■ Assigned task
In full and without alteration, output each record given here.

Interface dataset entries

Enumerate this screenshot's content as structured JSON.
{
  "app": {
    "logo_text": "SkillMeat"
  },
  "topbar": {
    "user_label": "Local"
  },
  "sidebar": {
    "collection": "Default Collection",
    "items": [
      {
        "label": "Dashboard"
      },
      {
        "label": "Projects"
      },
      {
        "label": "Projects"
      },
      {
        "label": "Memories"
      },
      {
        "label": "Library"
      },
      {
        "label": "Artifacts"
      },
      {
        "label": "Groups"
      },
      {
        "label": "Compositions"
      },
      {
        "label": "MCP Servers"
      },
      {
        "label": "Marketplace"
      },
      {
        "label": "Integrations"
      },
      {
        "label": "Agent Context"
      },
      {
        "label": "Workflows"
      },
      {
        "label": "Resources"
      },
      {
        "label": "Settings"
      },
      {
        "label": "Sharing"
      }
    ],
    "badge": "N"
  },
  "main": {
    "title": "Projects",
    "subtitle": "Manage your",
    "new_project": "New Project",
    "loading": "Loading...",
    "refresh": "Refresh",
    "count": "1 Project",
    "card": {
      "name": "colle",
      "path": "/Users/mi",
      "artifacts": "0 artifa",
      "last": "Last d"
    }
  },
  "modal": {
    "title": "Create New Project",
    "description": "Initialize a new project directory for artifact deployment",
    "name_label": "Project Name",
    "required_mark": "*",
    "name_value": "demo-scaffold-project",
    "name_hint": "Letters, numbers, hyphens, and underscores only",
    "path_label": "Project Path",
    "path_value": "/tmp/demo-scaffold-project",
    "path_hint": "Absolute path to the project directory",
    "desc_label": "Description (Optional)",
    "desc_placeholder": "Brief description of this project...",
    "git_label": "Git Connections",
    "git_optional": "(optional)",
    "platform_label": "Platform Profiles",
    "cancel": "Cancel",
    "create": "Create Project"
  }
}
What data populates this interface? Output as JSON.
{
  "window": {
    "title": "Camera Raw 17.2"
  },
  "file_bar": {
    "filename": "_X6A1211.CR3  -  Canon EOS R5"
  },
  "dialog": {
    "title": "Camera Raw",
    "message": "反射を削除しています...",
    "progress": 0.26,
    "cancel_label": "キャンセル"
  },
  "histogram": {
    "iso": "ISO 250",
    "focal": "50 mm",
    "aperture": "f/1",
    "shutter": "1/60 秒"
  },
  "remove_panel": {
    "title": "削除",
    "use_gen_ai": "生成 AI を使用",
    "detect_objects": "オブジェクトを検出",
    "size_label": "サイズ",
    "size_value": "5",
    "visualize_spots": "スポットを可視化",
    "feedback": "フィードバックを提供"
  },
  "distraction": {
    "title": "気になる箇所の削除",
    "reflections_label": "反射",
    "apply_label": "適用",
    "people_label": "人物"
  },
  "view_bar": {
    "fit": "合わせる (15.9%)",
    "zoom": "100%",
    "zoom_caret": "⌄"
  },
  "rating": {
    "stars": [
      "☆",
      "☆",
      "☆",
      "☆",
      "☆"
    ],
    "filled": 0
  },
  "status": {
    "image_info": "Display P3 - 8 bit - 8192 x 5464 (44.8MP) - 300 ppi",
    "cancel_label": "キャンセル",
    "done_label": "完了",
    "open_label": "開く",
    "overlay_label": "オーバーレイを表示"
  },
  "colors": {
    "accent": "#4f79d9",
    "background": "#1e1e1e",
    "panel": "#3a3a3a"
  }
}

■ Your response
Enumerate this screenshot's content as structured JSON.
{
  "app": {
    "logo_text": "SkillMeat"
  },
  "topbar": {
    "user_label": "Local"
  },
  "sidebar": {
    "collection": "Default Collection",
    "items": [
      {
        "label": "Dashboard"
      },
      {
        "label": "Projects"
      },
      {
        "label": "Projects"
      },
      {
        "label": "Memories"
      },
      {
        "label": "Library"
      },
      {
        "label": "Artifacts"
      },
      {
        "label": "Groups"
      },
      {
        "label": "Compositions"
      },
      {
        "label": "MCP Servers"
      },
      {
        "label": "Marketplace"
      },
      {
        "label": "Integrations"
      },
      {
        "label": "Agent Context"
      },
      {
        "label": "Workflows"
      },
      {
        "label": "Resources"
      },
      {
        "label": "Settings"
      },
      {
        "label": "Sharing"
      }
    ],
    "badge": "N"
  },
  "main": {
    "title": "Projects",
    "subtitle": "Manage your",
    "new_project": "New Project",
    "loading": "Loading...",
    "refresh": "Refresh",
    "count": "1 Project",
    "card": {
      "name": "colle",
      "path": "/Users/mi",
      "artifacts": "0 artifa",
      "last": "Last d"
    }
  },
  "modal": {
    "title": "Create New Project",
    "description": "Initialize a new project directory for artifact deployment",
    "name_label": "Project Name",
    "required_mark": "*",
    "name_value": "demo-scaffold-project",
    "name_hint": "Letters, numbers, hyphens, and underscores only",
    "path_label": "Project Path",
    "path_value": "/tmp/demo-scaffold-project",
    "path_hint": "Absolute path to the project directory",
    "desc_label": "Description (Optional)",
    "desc_placeholder": "Brief description of this project...",
    "git_label": "Git Connections",
    "git_optional": "(optional)",
    "platform_label": "Platform Profiles",
    "cancel": "Cancel",
    "create": "Create Project"
  }
}
What data populates this interface? Output as JSON.
{
  "window": {
    "title": "Camera Raw 17.2"
  },
  "file_bar": {
    "filename": "_X6A1211.CR3  -  Canon EOS R5"
  },
  "dialog": {
    "title": "Camera Raw",
    "message": "反射を削除しています...",
    "progress": 0.26,
    "cancel_label": "キャンセル"
  },
  "histogram": {
    "iso": "ISO 250",
    "focal": "50 mm",
    "aperture": "f/1",
    "shutter": "1/60 秒"
  },
  "remove_panel": {
    "title": "削除",
    "use_gen_ai": "生成 AI を使用",
    "detect_objects": "オブジェクトを検出",
    "size_label": "サイズ",
    "size_value": "5",
    "visualize_spots": "スポットを可視化",
    "feedback": "フィードバックを提供"
  },
  "distraction": {
    "title": "気になる箇所の削除",
    "reflections_label": "反射",
    "apply_label": "適用",
    "people_label": "人物"
  },
  "view_bar": {
    "fit": "合わせる (15.9%)",
    "zoom": "100%",
    "zoom_caret": "⌄"
  },
  "rating": {
    "stars": [
      "☆",
      "☆",
      "☆",
      "☆",
      "☆"
    ],
    "filled": 0
  },
  "status": {
    "image_info": "Display P3 - 8 bit - 8192 x 5464 (44.8MP) - 300 ppi",
    "cancel_label": "キャンセル",
    "done_label": "完了",
    "open_label": "開く",
    "overlay_label": "オーバーレイを表示"
  },
  "colors": {
    "accent": "#4f79d9",
    "background": "#1e1e1e",
    "panel": "#3a3a3a"
  }
}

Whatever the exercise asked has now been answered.